+++ RECORDS TO PROCESS
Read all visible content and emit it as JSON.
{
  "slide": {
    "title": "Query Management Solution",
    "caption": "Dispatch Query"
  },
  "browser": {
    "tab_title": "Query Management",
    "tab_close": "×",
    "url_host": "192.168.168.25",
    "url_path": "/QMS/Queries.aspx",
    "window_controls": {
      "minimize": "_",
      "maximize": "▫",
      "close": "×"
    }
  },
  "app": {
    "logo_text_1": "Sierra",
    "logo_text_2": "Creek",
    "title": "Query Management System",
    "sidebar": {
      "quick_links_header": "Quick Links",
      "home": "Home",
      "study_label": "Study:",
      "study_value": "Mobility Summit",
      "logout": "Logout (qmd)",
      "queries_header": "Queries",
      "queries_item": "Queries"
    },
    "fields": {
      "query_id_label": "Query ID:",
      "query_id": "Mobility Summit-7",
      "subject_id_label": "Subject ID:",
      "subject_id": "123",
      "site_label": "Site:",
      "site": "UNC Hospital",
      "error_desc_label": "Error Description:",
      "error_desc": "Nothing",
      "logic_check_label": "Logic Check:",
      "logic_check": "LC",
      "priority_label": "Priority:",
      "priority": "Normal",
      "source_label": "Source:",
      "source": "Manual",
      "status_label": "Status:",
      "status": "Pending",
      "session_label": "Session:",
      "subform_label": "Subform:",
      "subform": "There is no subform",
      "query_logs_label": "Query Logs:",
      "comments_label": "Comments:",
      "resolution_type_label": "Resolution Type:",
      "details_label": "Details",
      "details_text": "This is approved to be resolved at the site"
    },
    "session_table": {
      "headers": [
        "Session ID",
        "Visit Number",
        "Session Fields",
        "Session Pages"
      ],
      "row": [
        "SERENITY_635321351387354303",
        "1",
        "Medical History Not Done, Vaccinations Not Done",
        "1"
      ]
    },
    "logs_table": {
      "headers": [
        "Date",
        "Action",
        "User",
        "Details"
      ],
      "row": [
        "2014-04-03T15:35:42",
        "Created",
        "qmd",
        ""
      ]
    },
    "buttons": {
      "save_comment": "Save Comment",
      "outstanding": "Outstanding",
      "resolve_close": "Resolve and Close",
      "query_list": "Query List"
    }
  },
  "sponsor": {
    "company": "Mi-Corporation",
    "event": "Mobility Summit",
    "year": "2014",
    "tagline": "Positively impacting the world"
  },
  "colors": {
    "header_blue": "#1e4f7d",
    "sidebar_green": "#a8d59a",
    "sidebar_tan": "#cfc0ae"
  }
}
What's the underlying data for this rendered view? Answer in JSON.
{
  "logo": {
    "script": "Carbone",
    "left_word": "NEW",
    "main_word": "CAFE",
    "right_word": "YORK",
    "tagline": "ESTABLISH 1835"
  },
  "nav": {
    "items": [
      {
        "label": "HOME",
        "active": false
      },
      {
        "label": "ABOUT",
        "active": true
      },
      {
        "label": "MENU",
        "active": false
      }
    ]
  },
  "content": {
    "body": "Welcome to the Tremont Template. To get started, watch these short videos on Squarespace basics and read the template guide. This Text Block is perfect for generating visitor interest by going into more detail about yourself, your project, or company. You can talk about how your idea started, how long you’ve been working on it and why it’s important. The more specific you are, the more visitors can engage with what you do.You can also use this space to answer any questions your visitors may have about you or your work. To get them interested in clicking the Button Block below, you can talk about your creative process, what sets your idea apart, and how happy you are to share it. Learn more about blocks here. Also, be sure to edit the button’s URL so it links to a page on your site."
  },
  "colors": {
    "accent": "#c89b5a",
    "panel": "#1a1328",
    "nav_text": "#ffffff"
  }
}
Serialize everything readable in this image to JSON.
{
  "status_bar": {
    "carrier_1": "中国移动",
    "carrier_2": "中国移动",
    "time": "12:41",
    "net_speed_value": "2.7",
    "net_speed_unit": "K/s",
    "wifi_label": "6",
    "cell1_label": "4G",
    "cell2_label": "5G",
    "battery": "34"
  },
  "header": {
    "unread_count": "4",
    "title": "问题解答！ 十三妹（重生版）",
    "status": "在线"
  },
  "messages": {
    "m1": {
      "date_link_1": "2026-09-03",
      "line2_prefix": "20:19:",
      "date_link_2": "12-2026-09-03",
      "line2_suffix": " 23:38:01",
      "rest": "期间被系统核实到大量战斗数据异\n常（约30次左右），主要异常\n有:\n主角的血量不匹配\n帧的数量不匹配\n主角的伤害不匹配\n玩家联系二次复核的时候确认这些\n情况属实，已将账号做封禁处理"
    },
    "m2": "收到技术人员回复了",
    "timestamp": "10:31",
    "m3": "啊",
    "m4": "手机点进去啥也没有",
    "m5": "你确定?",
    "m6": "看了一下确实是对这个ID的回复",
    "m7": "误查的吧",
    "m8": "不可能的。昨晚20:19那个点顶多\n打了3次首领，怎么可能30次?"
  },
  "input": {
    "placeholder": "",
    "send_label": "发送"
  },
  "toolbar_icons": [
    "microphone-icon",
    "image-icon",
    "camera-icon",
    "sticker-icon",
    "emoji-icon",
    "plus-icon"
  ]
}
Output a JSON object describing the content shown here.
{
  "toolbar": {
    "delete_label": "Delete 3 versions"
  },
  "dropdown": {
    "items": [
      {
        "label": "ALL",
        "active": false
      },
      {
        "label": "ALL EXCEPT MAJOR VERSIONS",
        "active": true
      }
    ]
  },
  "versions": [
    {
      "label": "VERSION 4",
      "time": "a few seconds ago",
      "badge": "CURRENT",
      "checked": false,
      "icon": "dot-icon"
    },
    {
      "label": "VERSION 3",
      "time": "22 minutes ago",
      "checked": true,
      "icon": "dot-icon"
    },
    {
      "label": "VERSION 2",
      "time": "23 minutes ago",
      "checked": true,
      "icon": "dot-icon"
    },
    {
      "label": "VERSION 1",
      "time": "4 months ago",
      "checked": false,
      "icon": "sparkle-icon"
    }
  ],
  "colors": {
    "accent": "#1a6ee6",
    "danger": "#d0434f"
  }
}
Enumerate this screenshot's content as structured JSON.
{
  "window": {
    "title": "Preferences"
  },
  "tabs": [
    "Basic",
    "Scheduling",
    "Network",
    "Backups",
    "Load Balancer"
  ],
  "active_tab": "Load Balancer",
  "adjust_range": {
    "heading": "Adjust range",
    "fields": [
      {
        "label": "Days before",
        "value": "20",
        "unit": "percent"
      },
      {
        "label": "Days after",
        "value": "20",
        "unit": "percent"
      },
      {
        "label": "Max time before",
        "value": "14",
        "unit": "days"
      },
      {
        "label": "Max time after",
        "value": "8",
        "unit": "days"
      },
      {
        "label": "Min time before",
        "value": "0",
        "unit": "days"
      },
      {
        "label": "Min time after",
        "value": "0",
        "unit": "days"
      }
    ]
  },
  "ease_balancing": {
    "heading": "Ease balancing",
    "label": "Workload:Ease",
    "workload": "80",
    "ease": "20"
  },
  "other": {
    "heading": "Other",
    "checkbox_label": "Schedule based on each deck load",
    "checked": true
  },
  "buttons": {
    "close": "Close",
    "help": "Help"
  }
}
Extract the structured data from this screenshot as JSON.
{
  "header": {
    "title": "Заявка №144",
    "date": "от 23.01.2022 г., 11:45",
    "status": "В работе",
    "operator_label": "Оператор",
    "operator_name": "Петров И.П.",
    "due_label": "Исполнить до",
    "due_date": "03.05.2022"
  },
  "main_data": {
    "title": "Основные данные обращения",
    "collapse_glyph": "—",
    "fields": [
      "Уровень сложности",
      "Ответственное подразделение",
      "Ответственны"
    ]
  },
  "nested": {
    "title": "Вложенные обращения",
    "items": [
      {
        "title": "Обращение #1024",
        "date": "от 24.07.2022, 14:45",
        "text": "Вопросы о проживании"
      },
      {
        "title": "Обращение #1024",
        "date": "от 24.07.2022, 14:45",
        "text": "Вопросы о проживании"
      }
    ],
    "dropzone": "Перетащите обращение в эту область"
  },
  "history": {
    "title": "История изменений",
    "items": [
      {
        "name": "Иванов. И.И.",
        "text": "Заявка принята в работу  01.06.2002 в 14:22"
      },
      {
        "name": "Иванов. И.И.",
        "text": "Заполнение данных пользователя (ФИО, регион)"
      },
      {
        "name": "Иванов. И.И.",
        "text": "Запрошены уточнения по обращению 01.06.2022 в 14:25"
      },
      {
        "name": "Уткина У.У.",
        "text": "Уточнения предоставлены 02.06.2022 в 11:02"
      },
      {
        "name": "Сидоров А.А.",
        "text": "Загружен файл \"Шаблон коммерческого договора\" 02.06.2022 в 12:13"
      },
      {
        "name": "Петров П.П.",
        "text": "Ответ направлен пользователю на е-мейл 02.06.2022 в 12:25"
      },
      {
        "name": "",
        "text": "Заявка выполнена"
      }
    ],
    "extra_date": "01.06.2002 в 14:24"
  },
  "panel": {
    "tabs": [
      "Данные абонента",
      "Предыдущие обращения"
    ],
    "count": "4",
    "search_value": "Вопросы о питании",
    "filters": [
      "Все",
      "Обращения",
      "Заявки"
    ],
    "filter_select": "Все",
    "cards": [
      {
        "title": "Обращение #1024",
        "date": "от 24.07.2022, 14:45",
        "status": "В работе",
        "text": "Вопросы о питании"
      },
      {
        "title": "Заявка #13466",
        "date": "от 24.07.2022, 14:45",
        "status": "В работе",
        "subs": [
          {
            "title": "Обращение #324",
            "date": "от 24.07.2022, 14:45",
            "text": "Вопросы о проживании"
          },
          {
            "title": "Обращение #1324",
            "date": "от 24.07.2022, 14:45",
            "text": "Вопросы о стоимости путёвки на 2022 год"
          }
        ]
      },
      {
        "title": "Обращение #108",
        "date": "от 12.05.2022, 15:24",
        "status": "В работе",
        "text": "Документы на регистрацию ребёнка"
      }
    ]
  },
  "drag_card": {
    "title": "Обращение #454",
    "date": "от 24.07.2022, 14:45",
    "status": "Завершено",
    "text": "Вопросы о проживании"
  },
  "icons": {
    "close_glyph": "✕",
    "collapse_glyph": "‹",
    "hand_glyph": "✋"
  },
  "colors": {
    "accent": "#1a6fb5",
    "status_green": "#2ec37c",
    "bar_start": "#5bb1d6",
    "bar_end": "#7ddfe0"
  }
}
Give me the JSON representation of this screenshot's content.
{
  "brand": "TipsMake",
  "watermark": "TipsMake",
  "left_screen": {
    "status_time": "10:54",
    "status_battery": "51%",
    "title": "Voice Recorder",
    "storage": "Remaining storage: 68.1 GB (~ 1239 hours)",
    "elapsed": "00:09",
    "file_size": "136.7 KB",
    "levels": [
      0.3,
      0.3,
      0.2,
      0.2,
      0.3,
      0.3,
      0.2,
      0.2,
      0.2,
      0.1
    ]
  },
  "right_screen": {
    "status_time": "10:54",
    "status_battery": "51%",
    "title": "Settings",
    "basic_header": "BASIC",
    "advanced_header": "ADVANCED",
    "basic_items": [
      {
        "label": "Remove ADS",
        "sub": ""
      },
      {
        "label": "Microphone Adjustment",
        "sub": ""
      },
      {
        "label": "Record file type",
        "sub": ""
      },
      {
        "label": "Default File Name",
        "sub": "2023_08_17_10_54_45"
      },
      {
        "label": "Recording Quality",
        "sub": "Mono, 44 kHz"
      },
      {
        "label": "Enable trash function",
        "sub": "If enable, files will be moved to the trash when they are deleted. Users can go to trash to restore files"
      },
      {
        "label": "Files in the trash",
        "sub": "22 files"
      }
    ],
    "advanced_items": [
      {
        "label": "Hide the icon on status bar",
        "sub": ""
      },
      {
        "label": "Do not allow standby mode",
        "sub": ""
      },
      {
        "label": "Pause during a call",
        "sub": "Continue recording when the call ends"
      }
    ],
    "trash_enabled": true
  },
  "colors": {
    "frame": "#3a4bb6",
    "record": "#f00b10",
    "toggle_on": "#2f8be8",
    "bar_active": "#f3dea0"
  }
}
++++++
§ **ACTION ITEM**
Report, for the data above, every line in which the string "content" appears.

§ **RESPONSE**
Read all visible content and emit it as JSON.
  "content": {
Output a JSON object describing the content shown here.
Enumerate this screenshot's content as structured JSON.
Give me the JSON representation of this screenshot's content.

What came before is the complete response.